Anomalous left coronary artery (ALCA) occurs when the left coronary artery arises from the pulmonary artery instead of its usual site of origin, the aorta. It is a rare problem comprising <1% of congenital heart defects.
The coronary arteries are the blood vessels that supply the heart muscle with red or oxygen-rich blood. There are usually two large coronary arteries that arise from the aorta, one from the right side (1) and one from the left side (2). Sometimes, for unknown reasons, when the heart and blood vessels are forming, the left coronary artery (3) arises from the pulmonary artery (4). Right after birth, the pressure is the pulmonary artery is high so that enough blood flow through this vessel to supply the heart muscle with oxygen. Over the first two months of life, the pressure in the pulmonary artery drops and so does the blood flow through this vessel.
The decreased amount of oxygen-rich blood leads to damage to the heart muscle cells. As a result, the heart is not able to pump as much blood as the body needs. This causes symptoms of congestive heart failure such as poor feeding, slow growth, clammy sweating, and poor growth. Often these symptoms are seen between 2 and 6 months of age, but they can occur during early infancy or rarely, during later childhood.
Symptoms: As described above, the onset of symptoms of congestive heart failure most often occurs within the first 6 months of life. Possible symptoms include irritability, lethargy, rapid breathing, clammy sweating, poor feeding and slow growth.
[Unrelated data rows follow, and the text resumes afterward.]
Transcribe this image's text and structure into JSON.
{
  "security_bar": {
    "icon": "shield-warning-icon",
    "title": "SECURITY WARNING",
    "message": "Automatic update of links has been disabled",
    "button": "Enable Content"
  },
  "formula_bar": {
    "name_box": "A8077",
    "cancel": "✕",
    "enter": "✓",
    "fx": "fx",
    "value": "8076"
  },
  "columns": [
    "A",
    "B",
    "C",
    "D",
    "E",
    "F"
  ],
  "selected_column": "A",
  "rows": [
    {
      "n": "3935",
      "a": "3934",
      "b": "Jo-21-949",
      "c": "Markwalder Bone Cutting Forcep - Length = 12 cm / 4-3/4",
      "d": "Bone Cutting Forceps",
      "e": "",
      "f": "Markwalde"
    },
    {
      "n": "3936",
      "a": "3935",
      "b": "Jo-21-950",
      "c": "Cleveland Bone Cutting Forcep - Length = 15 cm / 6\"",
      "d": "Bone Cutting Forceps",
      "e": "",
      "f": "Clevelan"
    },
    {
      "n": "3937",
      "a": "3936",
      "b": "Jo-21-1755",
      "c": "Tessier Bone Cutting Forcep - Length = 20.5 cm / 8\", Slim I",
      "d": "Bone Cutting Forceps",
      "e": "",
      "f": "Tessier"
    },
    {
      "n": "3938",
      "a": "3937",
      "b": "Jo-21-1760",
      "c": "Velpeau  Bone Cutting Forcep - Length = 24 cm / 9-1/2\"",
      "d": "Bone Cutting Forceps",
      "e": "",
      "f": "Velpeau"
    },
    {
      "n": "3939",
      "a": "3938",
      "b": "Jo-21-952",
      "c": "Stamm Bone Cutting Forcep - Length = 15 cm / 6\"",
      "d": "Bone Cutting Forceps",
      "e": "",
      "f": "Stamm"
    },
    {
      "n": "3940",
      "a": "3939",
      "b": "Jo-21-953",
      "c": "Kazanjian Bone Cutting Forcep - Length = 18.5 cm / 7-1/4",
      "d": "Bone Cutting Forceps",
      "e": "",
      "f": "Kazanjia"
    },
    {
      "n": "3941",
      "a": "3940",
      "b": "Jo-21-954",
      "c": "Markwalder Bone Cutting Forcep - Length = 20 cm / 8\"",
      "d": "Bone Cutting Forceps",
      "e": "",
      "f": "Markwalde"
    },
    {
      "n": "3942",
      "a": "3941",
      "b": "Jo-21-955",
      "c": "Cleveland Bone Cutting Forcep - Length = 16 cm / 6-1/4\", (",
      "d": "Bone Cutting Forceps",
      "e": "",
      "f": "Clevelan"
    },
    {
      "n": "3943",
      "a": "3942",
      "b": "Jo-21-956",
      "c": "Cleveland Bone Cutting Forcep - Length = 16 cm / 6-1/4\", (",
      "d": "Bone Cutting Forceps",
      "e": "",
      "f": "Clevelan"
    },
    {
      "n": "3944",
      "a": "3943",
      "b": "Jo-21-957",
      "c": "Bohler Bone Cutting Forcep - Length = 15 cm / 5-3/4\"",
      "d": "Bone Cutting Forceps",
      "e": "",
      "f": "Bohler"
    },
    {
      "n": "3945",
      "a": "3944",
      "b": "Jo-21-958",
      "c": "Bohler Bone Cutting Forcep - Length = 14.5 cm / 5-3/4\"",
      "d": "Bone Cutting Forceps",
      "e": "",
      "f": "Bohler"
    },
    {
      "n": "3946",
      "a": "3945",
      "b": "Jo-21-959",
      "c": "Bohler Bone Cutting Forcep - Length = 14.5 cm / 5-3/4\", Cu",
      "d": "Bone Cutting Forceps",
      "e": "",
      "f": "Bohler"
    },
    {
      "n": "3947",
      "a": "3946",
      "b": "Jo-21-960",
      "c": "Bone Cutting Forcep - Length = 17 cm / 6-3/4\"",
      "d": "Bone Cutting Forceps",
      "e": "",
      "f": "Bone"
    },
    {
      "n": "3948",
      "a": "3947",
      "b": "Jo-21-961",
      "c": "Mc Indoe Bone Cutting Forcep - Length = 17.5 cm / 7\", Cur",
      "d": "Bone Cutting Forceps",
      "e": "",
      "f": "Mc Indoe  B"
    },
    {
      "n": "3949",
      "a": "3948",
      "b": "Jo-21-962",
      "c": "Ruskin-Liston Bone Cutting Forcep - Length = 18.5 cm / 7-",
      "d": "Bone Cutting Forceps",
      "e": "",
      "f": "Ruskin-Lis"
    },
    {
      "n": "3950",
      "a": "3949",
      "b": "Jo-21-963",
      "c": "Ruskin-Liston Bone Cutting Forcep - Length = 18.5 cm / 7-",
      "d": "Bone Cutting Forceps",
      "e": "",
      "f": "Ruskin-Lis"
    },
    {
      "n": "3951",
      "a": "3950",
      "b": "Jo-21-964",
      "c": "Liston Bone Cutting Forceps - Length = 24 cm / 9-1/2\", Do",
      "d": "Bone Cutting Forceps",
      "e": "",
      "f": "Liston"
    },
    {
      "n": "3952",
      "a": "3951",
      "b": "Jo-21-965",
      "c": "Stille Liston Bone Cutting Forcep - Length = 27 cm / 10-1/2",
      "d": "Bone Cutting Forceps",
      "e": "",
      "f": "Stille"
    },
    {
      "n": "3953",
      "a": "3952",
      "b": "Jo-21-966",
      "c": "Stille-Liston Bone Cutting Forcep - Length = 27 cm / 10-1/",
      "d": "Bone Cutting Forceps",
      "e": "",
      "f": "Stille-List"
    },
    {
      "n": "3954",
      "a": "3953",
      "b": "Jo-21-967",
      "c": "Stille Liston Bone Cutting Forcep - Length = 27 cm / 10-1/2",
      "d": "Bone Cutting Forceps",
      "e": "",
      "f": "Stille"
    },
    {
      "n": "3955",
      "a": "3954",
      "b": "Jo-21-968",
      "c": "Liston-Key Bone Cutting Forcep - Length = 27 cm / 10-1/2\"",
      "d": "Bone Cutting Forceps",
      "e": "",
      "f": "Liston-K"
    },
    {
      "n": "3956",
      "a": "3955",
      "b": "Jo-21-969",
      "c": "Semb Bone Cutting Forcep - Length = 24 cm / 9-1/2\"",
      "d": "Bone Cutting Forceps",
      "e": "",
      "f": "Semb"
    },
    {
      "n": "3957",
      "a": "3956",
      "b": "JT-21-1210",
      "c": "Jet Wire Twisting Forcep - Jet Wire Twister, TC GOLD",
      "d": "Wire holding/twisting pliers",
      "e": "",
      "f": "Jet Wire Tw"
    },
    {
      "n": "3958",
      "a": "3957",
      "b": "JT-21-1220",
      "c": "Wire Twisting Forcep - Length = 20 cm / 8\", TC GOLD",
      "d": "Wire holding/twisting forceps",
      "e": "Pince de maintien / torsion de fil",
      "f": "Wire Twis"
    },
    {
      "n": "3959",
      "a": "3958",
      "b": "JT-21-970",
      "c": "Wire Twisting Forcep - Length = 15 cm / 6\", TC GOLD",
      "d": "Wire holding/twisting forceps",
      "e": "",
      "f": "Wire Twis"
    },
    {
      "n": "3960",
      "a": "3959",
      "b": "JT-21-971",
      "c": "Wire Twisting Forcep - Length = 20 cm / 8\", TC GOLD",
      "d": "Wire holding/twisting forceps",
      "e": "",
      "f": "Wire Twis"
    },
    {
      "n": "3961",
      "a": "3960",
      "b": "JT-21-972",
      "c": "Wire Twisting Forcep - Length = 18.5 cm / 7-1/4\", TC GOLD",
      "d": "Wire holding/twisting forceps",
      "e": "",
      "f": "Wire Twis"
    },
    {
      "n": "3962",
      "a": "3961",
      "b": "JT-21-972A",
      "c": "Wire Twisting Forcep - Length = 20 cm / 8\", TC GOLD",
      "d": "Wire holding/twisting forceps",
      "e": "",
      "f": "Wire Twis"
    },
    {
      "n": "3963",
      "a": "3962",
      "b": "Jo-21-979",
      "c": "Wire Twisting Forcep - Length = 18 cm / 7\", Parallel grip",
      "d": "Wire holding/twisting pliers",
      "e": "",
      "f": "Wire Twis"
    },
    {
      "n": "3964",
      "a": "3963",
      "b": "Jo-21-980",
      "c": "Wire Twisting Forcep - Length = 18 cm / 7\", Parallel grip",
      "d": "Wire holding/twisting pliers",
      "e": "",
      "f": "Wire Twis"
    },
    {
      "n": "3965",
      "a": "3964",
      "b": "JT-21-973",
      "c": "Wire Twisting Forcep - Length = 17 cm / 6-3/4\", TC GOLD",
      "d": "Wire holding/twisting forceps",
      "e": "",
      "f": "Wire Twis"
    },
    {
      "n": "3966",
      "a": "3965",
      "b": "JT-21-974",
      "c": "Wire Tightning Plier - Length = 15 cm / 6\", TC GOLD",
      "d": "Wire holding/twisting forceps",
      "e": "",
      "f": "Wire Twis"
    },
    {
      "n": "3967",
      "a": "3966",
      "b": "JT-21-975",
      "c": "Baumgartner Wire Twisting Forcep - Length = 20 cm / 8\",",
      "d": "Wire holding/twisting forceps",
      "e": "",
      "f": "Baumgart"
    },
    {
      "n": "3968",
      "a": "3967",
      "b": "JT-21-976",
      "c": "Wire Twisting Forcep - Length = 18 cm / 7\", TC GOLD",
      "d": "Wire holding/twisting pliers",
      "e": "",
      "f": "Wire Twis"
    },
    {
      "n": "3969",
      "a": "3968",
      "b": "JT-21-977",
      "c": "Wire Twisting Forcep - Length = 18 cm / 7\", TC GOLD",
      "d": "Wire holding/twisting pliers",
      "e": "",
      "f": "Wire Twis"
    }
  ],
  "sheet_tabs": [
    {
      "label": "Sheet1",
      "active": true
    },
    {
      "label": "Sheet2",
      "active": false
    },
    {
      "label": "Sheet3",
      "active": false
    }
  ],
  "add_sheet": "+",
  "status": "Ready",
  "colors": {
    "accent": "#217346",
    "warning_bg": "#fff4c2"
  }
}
Physical findings: The physical findings of congestive heart failure in children include slow weight gain, rapid breathing and heart rates, and enlarged liver. In older children, there may also be swelling around the eyes and/or feet. Often a heart murmur is present.
Medical tests: The suspected diagnosis is usually made by an echocardiogram. Sometimes, a heart catheterization may is needed to confirm the diagnosis. The electrocardiogram is usually abnormal. On chest x-ray, the heart is usually quite enlarged. An oxygen saturation test is used to measure the blood oxygen levels.
ALCA is a serious problem and requires surgery as soon as possible after the diagnosis is made. The aim of surgery is to connect the ALCA with the aorta. The precise surgery depends on the exact location of the ALCA. Sometimes, it can be moved, along with a button of tissue, from the pulmonary artery and sewn into the aorta. If the ALCA is located too far away from the aorta to move, a "tunnel" is made from the aorta to the ALCA.
The long-term health effects reflect the degree of damage to the left ventricle. If the problem was found early, before much damage occurred, and the surgery was successful, there are few long-term health effects. If the left ventricle was damaged, there may be ongoing symptoms of congestive heart failure. As a result, the child may have low stamina, and may need to be restricted from sports. The symptoms are often treated with medicines such as digoxin, diuretics, blood pressure lowering medicines, and/or blood thinners. If the damage if very severe, a heart transplant may be needed.
SBE prophylaxis: Children with ALCA are at increased risk for subacute bacterial endocarditis (SBE). This is an infection of the heart caused by bacteria in the blood stream. Children with heart defects are more prone to this problem because of the altered flow of blood through the heart and/or abnormalities of the valves. SBE can occur after dental work or medical procedures on the GI or respiratory tract because these procedures almost always result in some bacteria entering the blood. The problem can usually be prevented by taking an antibiotic before these procedures.
Exercise guidelines: An individual exercise program is best planned with the doctor so that all factors can be included. In children with ALCA, sports guidelines are based on the degree of heart damage. If there is some damage, children are usually restricted from vigorous or competitive sports but can participate in recreational sports. It is important for them to be able to self-limit their activity, that is, to rest whenever they feel the need to do so. The children can usually participate in gym class but should be allowed to self-limit their level of exertion and they should not be graded (which could increase the pressure to exceed their natural limits).
Herlong JR. Congenital coronary artery anomalies. In Garson A, Bricker JT, Fisher D & Neish S. The Science and Practice of Pediatric Cardiology, Vol II, Philadelphia PA: Williams & Wilkins: Baltimore, MD. 1998; 1652-1657.
Yuh D & Reitz B. Miscellaneous defects. In Reitz B & Yuh D, ed. Congenital Cardiac Surgery, 2002. New York: McGraw Hill,172-174.